- _What needs to be done_:
Restate each entry below exactly; pictures stay out of the copy.

- _Entries supplied_:
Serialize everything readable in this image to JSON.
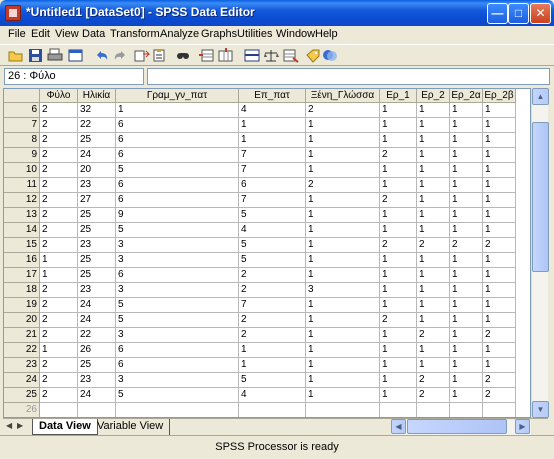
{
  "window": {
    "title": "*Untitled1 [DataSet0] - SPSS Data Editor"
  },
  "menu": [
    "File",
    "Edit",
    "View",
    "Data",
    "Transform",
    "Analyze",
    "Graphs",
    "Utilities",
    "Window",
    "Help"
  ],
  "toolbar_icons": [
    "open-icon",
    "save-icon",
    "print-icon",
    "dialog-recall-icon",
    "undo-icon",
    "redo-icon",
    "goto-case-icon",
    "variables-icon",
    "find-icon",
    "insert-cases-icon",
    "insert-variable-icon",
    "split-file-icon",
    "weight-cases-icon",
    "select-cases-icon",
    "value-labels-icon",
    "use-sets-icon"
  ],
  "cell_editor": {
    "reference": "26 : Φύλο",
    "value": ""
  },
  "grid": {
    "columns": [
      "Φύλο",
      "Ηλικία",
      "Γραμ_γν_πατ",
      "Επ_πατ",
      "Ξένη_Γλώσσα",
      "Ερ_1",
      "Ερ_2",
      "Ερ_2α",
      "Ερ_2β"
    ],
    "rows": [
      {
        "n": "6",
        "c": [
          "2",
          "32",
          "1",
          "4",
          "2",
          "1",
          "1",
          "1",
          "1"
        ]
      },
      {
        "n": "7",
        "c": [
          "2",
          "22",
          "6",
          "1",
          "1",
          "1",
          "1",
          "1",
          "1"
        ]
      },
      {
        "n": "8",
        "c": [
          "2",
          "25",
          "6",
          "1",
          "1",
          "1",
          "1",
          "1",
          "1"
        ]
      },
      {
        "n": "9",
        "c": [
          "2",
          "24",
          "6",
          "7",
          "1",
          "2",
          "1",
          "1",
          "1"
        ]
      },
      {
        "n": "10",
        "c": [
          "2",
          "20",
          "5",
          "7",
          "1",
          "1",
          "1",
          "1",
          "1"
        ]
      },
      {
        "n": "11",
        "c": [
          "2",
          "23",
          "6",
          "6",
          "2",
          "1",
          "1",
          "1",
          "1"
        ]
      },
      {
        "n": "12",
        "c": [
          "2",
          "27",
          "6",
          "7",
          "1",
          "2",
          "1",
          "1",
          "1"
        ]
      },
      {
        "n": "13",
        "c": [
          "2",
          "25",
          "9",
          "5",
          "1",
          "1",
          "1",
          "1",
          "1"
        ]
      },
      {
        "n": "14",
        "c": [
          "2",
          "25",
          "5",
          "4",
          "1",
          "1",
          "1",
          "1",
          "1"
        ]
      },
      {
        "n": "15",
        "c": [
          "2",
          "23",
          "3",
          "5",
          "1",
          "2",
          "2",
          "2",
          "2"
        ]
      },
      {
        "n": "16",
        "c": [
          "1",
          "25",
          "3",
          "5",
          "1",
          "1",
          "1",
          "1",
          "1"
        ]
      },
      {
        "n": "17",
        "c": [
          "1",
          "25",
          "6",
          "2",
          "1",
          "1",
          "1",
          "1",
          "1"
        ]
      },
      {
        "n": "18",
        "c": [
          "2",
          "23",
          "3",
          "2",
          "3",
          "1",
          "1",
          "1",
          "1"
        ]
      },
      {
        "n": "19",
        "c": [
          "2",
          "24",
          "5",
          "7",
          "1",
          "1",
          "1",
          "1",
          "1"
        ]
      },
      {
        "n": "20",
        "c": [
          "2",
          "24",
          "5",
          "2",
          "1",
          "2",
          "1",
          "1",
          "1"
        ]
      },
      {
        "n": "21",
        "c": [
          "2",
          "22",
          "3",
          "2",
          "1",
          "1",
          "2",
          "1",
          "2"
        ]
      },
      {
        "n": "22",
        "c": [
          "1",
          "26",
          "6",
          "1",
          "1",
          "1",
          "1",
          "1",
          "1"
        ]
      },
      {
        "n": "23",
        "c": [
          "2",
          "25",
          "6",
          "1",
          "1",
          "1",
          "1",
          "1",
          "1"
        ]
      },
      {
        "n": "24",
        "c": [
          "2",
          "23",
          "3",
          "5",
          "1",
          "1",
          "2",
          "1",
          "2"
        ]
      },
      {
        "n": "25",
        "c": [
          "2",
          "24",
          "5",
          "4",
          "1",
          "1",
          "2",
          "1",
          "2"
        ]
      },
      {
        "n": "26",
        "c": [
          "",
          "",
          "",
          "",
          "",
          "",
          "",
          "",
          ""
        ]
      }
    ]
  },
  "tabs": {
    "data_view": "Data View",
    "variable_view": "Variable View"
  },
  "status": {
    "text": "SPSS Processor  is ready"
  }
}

- _Exercise answer_:
Serialize everything readable in this image to JSON.
{
  "window": {
    "title": "*Untitled1 [DataSet0] - SPSS Data Editor"
  },
  "menu": [
    "File",
    "Edit",
    "View",
    "Data",
    "Transform",
    "Analyze",
    "Graphs",
    "Utilities",
    "Window",
    "Help"
  ],
  "toolbar_icons": [
    "open-icon",
    "save-icon",
    "print-icon",
    "dialog-recall-icon",
    "undo-icon",
    "redo-icon",
    "goto-case-icon",
    "variables-icon",
    "find-icon",
    "insert-cases-icon",
    "insert-variable-icon",
    "split-file-icon",
    "weight-cases-icon",
    "select-cases-icon",
    "value-labels-icon",
    "use-sets-icon"
  ],
  "cell_editor": {
    "reference": "26 : Φύλο",
    "value": ""
  },
  "grid": {
    "columns": [
      "Φύλο",
      "Ηλικία",
      "Γραμ_γν_πατ",
      "Επ_πατ",
      "Ξένη_Γλώσσα",
      "Ερ_1",
      "Ερ_2",
      "Ερ_2α",
      "Ερ_2β"
    ],
    "rows": [
      {
        "n": "6",
        "c": [
          "2",
          "32",
          "1",
          "4",
          "2",
          "1",
          "1",
          "1",
          "1"
        ]
      },
      {
        "n": "7",
        "c": [
          "2",
          "22",
          "6",
          "1",
          "1",
          "1",
          "1",
          "1",
          "1"
        ]
      },
      {
        "n": "8",
        "c": [
          "2",
          "25",
          "6",
          "1",
          "1",
          "1",
          "1",
          "1",
          "1"
        ]
      },
      {
        "n": "9",
        "c": [
          "2",
          "24",
          "6",
          "7",
          "1",
          "2",
          "1",
          "1",
          "1"
        ]
      },
      {
        "n": "10",
        "c": [
          "2",
          "20",
          "5",
          "7",
          "1",
          "1",
          "1",
          "1",
          "1"
        ]
      },
      {
        "n": "11",
        "c": [
          "2",
          "23",
          "6",
          "6",
          "2",
          "1",
          "1",
          "1",
          "1"
        ]
      },
      {
        "n": "12",
        "c": [
          "2",
          "27",
          "6",
          "7",
          "1",
          "2",
          "1",
          "1",
          "1"
        ]
      },
      {
        "n": "13",
        "c": [
          "2",
          "25",
          "9",
          "5",
          "1",
          "1",
          "1",
          "1",
          "1"
        ]
      },
      {
        "n": "14",
        "c": [
          "2",
          "25",
          "5",
          "4",
          "1",
          "1",
          "1",
          "1",
          "1"
        ]
      },
      {
        "n": "15",
        "c": [
          "2",
          "23",
          "3",
          "5",
          "1",
          "2",
          "2",
          "2",
          "2"
        ]
      },
      {
        "n": "16",
        "c": [
          "1",
          "25",
          "3",
          "5",
          "1",
          "1",
          "1",
          "1",
          "1"
        ]
      },
      {
        "n": "17",
        "c": [
          "1",
          "25",
          "6",
          "2",
          "1",
          "1",
          "1",
          "1",
          "1"
        ]
      },
      {
        "n": "18",
        "c": [
          "2",
          "23",
          "3",
          "2",
          "3",
          "1",
          "1",
          "1",
          "1"
        ]
      },
      {
        "n": "19",
        "c": [
          "2",
          "24",
          "5",
          "7",
          "1",
          "1",
          "1",
          "1",
          "1"
        ]
      },
      {
        "n": "20",
        "c": [
          "2",
          "24",
          "5",
          "2",
          "1",
          "2",
          "1",
          "1",
          "1"
        ]
      },
      {
        "n": "21",
        "c": [
          "2",
          "22",
          "3",
          "2",
          "1",
          "1",
          "2",
          "1",
          "2"
        ]
      },
      {
        "n": "22",
        "c": [
          "1",
          "26",
          "6",
          "1",
          "1",
          "1",
          "1",
          "1",
          "1"
        ]
      },
      {
        "n": "23",
        "c": [
          "2",
          "25",
          "6",
          "1",
          "1",
          "1",
          "1",
          "1",
          "1"
        ]
      },
      {
        "n": "24",
        "c": [
          "2",
          "23",
          "3",
          "5",
          "1",
          "1",
          "2",
          "1",
          "2"
        ]
      },
      {
        "n": "25",
        "c": [
          "2",
          "24",
          "5",
          "4",
          "1",
          "1",
          "2",
          "1",
          "2"
        ]
      },
      {
        "n": "26",
        "c": [
          "",
          "",
          "",
          "",
          "",
          "",
          "",
          "",
          ""
        ]
      }
    ]
  },
  "tabs": {
    "data_view": "Data View",
    "variable_view": "Variable View"
  },
  "status": {
    "text": "SPSS Processor  is ready"
  }
}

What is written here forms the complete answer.